Team TAG Supports Japan (Earthquake, Tsunami, and Nuclear Crisis)

On March 11, 2011, an earthquake struck off the coast of Japan, churning up a devastating tsunami that swept over cities and farmland in the northern part of the country and set off warnings as far away the west coast of the United States and South America. Recorded as 9.0 on the Richter scale, it was the most powerful quake ever to hit the country. As the nation struggled with a rescue effort, it also faced the worst nuclear emergency since Chernobyl.

As of March 31, the official death toll had been raised to more than 11,600, and more than 16,000 people were listed as missing, although there may be some overlap between the two groups. The final toll is expected to reach nearly 20,000. More than 190,000 people remained housed in temporary shelters; tens of thousands of others evacuated their homes due to the nuclear crisis.

Sachiko Yamasaki (born and raised in Japan) is a recent graduate from CSUN.  Team TAG recognized Sachiko’s leadership potential, and she was hired in February to work in our Los Angeles office.

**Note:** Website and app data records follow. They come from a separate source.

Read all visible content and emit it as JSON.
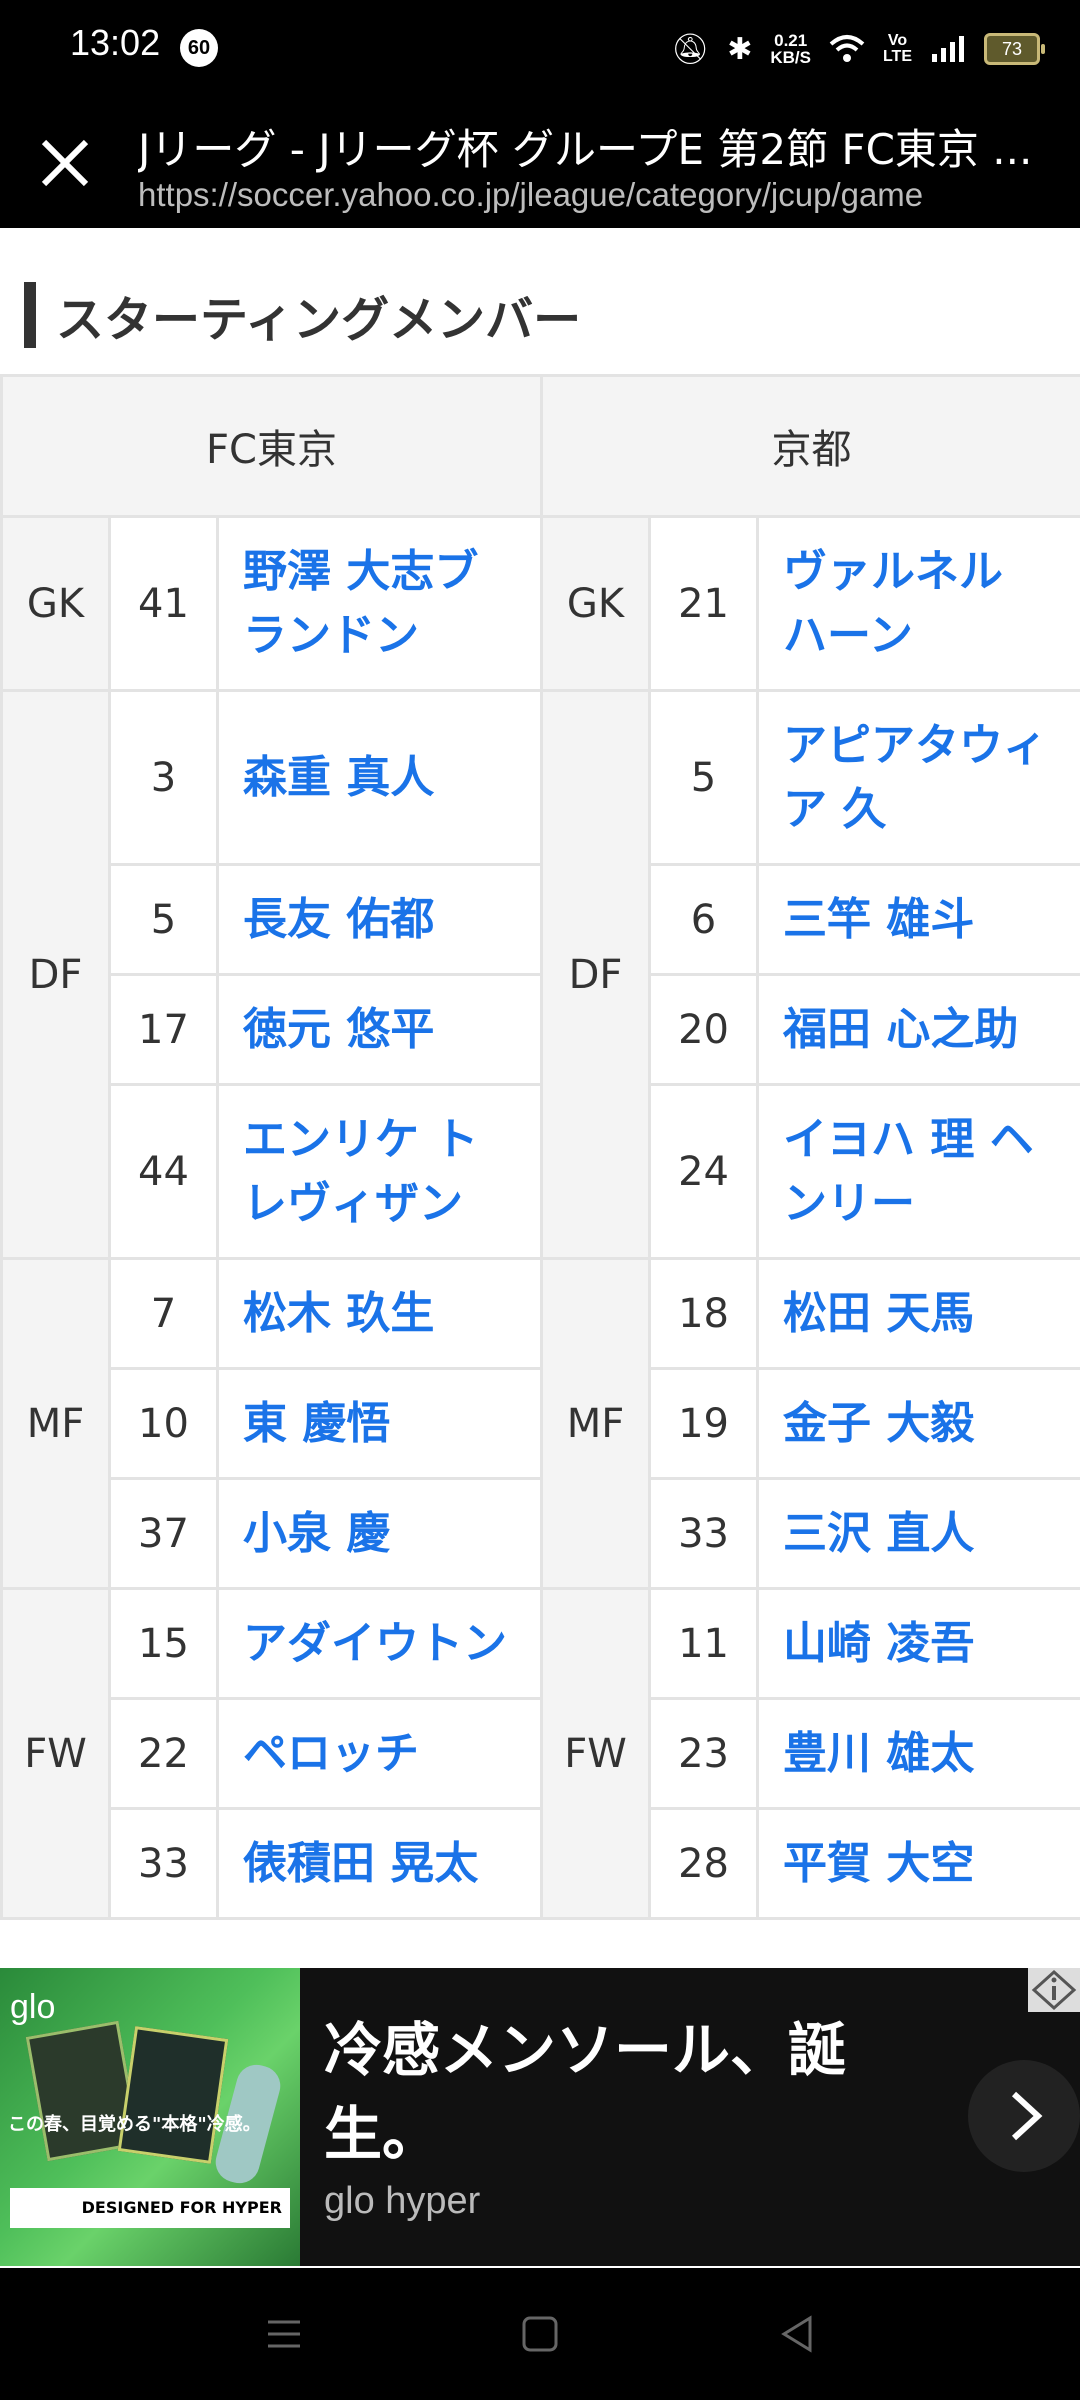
{
  "status_bar": {
    "time": "13:02",
    "notification_count": "60",
    "net_speed_value": "0.21",
    "net_speed_unit": "KB/S",
    "volte_line1": "Vo",
    "volte_line2": "LTE",
    "battery": "73"
  },
  "browser": {
    "title": "Jリーグ - Jリーグ杯 グループE 第2節 FC東京 ...",
    "url": "https://soccer.yahoo.co.jp/jleague/category/jcup/game"
  },
  "section": {
    "title": "スターティングメンバー"
  },
  "lineup": {
    "home_team": "FC東京",
    "away_team": "京都",
    "positions": [
      "GK",
      "DF",
      "MF",
      "FW"
    ],
    "home": [
      {
        "position": "GK",
        "number": "41",
        "name": "野澤 大志ブランドン"
      },
      {
        "position": "DF",
        "number": "3",
        "name": "森重 真人"
      },
      {
        "position": "DF",
        "number": "5",
        "name": "長友 佑都"
      },
      {
        "position": "DF",
        "number": "17",
        "name": "徳元 悠平"
      },
      {
        "position": "DF",
        "number": "44",
        "name": "エンリケ トレヴィザン"
      },
      {
        "position": "MF",
        "number": "7",
        "name": "松木 玖生"
      },
      {
        "position": "MF",
        "number": "10",
        "name": "東 慶悟"
      },
      {
        "position": "MF",
        "number": "37",
        "name": "小泉 慶"
      },
      {
        "position": "FW",
        "number": "15",
        "name": "アダイウトン"
      },
      {
        "position": "FW",
        "number": "22",
        "name": "ペロッチ"
      },
      {
        "position": "FW",
        "number": "33",
        "name": "俵積田 晃太"
      }
    ],
    "away": [
      {
        "position": "GK",
        "number": "21",
        "name": "ヴァルネル ハーン"
      },
      {
        "position": "DF",
        "number": "5",
        "name": "アピアタウィア 久"
      },
      {
        "position": "DF",
        "number": "6",
        "name": "三竿 雄斗"
      },
      {
        "position": "DF",
        "number": "20",
        "name": "福田 心之助"
      },
      {
        "position": "DF",
        "number": "24",
        "name": "イヨハ 理 ヘンリー"
      },
      {
        "position": "MF",
        "number": "18",
        "name": "松田 天馬"
      },
      {
        "position": "MF",
        "number": "19",
        "name": "金子 大毅"
      },
      {
        "position": "MF",
        "number": "33",
        "name": "三沢 直人"
      },
      {
        "position": "FW",
        "number": "11",
        "name": "山崎 凌吾"
      },
      {
        "position": "FW",
        "number": "23",
        "name": "豊川 雄太"
      },
      {
        "position": "FW",
        "number": "28",
        "name": "平賀 大空"
      }
    ]
  },
  "ad": {
    "brand": "glo",
    "promo_text": "この春、目覚める\"本格\"冷感。",
    "designed_text": "DESIGNED FOR HYPER",
    "headline": "冷感メンソール、誕生。",
    "sponsor": "glo hyper"
  },
  "icons": {
    "close": "close-icon",
    "next": "chevron-right-icon",
    "info": "ad-info-icon",
    "nav_menu": "menu-icon",
    "nav_home": "home-icon",
    "nav_back": "back-icon"
  },
  "colors": {
    "link": "#1a73e8",
    "header_bg": "#000000",
    "cell_bg": "#f4f4f4"
  }
}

During this crisis in Japan, Sachiko stepped up and rallied the troops of Team TAG.

Sachiko Yamasaki: “Being from Japan, the recent environmental disaster had a huge impact on me. The opportunity to give back to my country following the disaster was not only important to me, but personal. I experienced the 1995 Great Hanshin Earthquake, which happened in my hometown.  During that time resources were scarce; we lived with limited food, water and gas. My people and I were able to survive through the help of volunteers and many generous donations. Now, it’s my opportunity to give something back to my country and help as many people as possible survive through the disaster.”

Sachiko continued:  “This event not only allowed me to help my country, but gave me the opportunity to hone my leadership skills. More specifically, I learned how to influence and encourage people to do something. If I did not commit to the event full force and did not truly believe that raising money for Japan would help, then why would anyone else follow me? Without committed followers it would not have been a successful event. Believing in what you do, with a goal and purpose in mind is definitely the key to success.

My friends at Team TAG helped me organize a fundraiser (Texas Hold ‘Em Tournament) that raised over $500.  The contributions were paid the Red Cross in Japan.

I want to personally thank a few people for their help:  Heather Corbin, Frank Brito, Helen Davidov, Calvin Barbosa, Frida Karlsson, Rosario Valenzuela, Mirza Ulasoglu, Andy Kang, Eric Denq, Michael White, Jinu Park, Manilynn Disuanco, Gus Wang, Hovhannes Avagyen, Adrian Flores, Sam Chen, Andrew Barkman, and Jaime Hepp.  My countrymen appreciate your concern and your help.”